On Feb 10, 2013 6:55 PM, "Jon Cruz" <firstname.lastname@example.org> wrote:
> On Feb 10, 2013, at 6:24 PM, Alexandre Prokoudine wrote:
> > On Mon, Feb 11, 2013 at 6:17 AM, Jon Cruz wrote:
> >> I believe that in the abstract we will have need of both the toolbar and a dialog.
> > Even if we get on-canvas spellchecking?
> Yes, even then.
Not really with the current set of redundant features... that's all that we're losing at this point. It's still not a huge loss considering it is (or at least was) not common to see on-canvas spell checking in other design programs).
> One thing we should keep in mind is that different people work from different mental models. One main example of this is contrasting the people who write down a list of turns when taking directions vs. those who draw out a map.
We can't accommodate *every* workflow. Editing on-canvas should always be the goal where possible. I can create a list of directions or a map on the canvas with what we have now...
> Another use case might be if someone has the text/font dialog detached and floating. Given that we'd have context-sensitive toolbars, some people like to keep more visible by leveraging a floating palette/dialog. In the past I've even worked with someone who hit the limit on simultaneous open windows/buffers in one of the updates to emacs. Just because my brain doesn't happen to work that way does not always mean nobody else's brain does.
Seriously? Inkscape is not emacs (most of our users want the same workflow or shortcuts that every other application they have uses). I personally think we need to embrace the designer community before the hacker community... hackers always find ways to improve for their own preferences. For designers and most average users, they will really prefer a simple and streamlined workflow. We live in a world of touch ui and having duplicate ways of doing things or making them cumbersome will lose more users than it will gain.
> One point we want to be sure to avoid is the GNOME-type oversimplification where they've confused eliminating options as the same as making a UI easier to use. We might call that "simpler vs. simplistic". With a simpler UI it is easier to get things done, but with a simplistic UI one gets blocked from doing advanced things.
Here, we're not trying to remove functionality to reduce confusion... To me, we're removing redundancy. If the dialog were reimplemented from scratch to give awesome new features, that would rock... but having it offer nothing really beneficial over the text tool is just creating maintenance overhead as it currently exists.

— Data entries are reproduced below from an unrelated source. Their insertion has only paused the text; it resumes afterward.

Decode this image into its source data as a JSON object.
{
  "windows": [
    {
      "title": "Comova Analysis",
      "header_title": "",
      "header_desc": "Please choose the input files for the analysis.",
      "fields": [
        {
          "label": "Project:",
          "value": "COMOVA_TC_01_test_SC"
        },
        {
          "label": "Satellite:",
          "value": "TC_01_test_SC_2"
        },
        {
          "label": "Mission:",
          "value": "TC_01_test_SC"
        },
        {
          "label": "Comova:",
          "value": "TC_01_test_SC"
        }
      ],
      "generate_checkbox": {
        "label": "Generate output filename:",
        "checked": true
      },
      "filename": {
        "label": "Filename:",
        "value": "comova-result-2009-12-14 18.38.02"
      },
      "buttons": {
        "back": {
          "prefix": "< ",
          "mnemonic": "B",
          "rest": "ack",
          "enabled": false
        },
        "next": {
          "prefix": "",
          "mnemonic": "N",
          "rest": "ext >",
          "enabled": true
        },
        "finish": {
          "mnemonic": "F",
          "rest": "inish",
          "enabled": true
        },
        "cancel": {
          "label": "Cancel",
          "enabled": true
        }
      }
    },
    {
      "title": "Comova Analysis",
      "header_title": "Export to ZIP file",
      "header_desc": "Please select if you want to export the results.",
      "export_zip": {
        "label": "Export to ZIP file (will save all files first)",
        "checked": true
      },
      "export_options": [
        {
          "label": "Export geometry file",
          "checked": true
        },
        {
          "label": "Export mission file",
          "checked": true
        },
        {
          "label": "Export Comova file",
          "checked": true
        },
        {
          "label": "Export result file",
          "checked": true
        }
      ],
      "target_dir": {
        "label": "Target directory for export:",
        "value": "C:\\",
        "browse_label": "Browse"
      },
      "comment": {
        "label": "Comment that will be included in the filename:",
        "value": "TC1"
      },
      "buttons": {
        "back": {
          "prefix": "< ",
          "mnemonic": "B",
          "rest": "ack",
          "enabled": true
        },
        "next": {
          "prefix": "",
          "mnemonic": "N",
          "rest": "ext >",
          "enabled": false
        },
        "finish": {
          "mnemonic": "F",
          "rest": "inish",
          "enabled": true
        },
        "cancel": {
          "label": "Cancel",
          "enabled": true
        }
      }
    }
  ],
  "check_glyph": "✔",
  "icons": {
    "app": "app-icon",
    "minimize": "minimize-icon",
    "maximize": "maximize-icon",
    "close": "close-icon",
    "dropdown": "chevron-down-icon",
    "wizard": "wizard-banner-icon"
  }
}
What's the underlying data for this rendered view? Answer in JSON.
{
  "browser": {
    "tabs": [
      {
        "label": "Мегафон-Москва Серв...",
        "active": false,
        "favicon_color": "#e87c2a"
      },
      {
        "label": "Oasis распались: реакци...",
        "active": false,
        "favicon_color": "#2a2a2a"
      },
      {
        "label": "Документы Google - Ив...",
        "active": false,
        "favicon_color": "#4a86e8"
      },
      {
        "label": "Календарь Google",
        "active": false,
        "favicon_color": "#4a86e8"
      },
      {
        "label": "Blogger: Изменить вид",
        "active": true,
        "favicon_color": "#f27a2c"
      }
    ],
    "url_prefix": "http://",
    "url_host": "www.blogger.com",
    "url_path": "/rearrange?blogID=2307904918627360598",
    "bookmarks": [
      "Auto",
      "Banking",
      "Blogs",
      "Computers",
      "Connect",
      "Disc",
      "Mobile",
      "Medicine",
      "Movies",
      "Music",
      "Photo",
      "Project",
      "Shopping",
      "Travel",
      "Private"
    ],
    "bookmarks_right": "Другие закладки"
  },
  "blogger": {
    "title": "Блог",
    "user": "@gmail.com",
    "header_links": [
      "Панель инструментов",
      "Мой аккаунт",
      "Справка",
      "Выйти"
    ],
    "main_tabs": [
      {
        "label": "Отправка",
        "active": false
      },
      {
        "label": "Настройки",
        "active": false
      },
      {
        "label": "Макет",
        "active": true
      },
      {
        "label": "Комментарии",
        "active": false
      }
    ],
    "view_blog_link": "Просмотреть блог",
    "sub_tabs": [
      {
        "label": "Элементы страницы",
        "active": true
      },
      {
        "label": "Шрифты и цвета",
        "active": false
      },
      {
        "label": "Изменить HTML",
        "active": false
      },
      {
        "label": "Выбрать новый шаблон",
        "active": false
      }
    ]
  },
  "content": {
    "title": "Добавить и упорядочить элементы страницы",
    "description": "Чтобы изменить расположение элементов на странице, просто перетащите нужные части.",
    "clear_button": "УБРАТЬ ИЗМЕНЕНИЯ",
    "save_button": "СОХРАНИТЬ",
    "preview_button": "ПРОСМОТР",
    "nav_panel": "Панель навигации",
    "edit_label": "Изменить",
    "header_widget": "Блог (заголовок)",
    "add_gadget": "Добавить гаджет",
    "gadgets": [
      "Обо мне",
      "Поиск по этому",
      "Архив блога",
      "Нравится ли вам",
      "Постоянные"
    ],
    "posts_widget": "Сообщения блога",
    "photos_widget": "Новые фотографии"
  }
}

I would honestly prefer to see us go a hybrid approach of what we have now plus GIMP's floating text controls. Get all of the common/basic controls into the floating control box and then only use the text tool control bar for advanced formatting features.